As with all technological advancements, history will not likely repeat itself with Web Design, but that doesn’t mean we can’t learn from the past. “Vintage” is not a compliment when referring to your Web Site. Beginning in the 60’s, the Internet was created as a means to transfer information from scientists to military personnel via telephone lines. The 1990’s brought mass usage of this thing called the Internet. It just took a few years for us to learn how to harness its power. Where art thou, Netscape?
At the start, Web design was basic HTML (hyper text markup language) coding because it allowed Sites to link up. It wasn’t fancy, but it had possibilities. These Web Sites, called first generation sites, contained limited graphics and linear layouts. Here is an example of a first generation Site. Slower modems could more easily transfer the information. Second generation Web Sites are probably what most of us think of when we reference 90’s style design. Here is an example of a second generation Site. It wasn’t until the third generation of Web design that Site had colorful backgrounds and animation. HTML was gradually becoming more and more complex when CSS (cascading style sheets) became available.
We have currently entered what is being called the fourth generation of Web design. Web Sites have every possibility to be a unique creation through tools such as XML, Java, and Flash. Designers can now add small programs with little effort to their Sites or add interactive elements such as videos, games, and other inclusions. There is software to create templates and designs. There are a wealth of products and information to create a professional and well-designed Web Site.
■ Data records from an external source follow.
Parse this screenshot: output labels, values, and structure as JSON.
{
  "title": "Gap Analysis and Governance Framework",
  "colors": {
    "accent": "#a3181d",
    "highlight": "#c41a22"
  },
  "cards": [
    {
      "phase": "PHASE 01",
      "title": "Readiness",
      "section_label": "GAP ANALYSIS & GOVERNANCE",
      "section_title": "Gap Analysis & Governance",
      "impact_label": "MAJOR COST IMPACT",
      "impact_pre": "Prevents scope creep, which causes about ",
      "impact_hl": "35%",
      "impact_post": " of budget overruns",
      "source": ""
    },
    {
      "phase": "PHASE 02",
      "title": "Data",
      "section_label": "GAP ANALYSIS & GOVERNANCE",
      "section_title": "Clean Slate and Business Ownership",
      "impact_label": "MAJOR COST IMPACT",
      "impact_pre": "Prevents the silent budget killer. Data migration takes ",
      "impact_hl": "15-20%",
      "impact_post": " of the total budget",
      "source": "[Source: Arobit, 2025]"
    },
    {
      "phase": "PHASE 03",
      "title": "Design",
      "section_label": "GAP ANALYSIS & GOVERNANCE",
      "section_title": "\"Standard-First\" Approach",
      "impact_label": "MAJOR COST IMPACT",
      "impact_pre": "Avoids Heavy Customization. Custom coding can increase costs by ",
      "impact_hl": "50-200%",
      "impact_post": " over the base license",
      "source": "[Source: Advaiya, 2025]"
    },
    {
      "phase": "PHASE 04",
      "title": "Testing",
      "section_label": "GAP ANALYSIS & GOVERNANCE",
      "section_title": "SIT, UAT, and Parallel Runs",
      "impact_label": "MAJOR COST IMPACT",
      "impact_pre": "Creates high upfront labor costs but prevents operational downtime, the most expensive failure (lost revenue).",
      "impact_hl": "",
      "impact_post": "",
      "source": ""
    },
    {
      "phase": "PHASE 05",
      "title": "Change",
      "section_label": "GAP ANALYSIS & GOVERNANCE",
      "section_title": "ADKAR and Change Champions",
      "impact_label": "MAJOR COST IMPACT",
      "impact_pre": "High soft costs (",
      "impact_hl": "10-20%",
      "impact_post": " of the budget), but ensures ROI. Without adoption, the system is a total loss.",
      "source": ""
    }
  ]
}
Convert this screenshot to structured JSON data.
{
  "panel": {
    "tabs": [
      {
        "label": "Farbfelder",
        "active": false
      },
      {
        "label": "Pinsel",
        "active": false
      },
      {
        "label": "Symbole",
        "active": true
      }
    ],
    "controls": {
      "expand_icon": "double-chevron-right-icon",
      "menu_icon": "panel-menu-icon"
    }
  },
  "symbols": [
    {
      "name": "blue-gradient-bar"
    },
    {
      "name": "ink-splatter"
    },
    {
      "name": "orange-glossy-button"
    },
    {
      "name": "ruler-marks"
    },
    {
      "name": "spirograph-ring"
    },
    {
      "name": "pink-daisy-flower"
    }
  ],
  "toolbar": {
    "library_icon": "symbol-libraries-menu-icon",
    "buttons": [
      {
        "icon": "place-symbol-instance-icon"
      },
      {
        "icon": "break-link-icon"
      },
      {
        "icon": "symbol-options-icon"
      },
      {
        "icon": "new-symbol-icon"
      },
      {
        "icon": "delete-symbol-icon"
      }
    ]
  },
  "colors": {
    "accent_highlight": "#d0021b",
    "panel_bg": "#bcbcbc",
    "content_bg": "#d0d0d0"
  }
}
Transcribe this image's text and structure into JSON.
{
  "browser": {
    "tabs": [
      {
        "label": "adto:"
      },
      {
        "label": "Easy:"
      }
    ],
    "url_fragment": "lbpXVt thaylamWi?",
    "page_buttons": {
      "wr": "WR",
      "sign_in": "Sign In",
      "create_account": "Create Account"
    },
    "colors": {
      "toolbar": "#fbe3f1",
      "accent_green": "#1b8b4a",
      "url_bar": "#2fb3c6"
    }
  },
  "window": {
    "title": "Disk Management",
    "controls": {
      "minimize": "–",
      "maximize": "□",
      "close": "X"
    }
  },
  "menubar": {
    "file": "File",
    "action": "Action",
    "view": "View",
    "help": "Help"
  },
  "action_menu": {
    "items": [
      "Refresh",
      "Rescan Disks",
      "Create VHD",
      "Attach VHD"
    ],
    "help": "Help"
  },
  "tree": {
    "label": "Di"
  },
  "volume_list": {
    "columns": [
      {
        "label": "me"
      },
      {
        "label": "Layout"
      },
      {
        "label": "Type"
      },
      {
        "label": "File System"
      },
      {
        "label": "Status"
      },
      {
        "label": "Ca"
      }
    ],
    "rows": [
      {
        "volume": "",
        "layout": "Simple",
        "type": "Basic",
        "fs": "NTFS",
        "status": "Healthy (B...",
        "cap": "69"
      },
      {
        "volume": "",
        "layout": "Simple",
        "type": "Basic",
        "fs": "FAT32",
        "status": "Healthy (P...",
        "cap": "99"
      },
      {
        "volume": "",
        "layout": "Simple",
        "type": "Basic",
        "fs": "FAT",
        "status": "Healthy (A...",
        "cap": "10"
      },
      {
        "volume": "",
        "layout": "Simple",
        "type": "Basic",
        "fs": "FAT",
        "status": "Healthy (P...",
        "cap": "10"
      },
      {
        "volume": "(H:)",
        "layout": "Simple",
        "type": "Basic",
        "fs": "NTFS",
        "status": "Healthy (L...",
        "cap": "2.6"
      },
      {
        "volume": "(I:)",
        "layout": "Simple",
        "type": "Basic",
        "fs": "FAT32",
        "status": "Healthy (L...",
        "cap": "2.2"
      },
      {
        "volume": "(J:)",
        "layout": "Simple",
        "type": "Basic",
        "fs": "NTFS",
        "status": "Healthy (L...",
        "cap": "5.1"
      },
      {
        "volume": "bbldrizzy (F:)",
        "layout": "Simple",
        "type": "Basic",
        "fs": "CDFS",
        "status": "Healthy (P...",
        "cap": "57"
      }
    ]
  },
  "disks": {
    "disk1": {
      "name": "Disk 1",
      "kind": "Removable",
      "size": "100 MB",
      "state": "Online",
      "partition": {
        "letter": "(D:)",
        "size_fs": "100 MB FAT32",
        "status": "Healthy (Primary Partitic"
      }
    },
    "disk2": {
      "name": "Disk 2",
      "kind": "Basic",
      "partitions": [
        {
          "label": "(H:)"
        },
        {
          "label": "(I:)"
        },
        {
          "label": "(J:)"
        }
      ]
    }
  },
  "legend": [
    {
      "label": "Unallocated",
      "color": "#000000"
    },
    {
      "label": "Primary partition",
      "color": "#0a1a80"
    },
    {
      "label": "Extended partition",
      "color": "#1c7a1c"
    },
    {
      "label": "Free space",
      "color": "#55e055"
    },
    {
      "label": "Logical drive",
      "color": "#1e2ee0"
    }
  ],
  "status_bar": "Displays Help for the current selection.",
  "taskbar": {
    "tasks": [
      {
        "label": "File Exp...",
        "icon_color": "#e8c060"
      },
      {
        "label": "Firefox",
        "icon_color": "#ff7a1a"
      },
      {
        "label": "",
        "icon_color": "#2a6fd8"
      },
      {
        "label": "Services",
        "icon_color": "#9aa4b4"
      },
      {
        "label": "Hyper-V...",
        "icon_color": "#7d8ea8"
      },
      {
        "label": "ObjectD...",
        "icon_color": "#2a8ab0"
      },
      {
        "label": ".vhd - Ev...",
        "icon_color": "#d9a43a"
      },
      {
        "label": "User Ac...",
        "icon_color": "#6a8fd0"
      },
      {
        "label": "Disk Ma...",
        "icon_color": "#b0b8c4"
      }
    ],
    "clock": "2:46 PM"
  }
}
Now, we are able to focus on content, readability, flow, and other aspects of Web design that make the user experience positive and informative.
So, HTML, thanks for everything you did in laying the foundation for our tools today.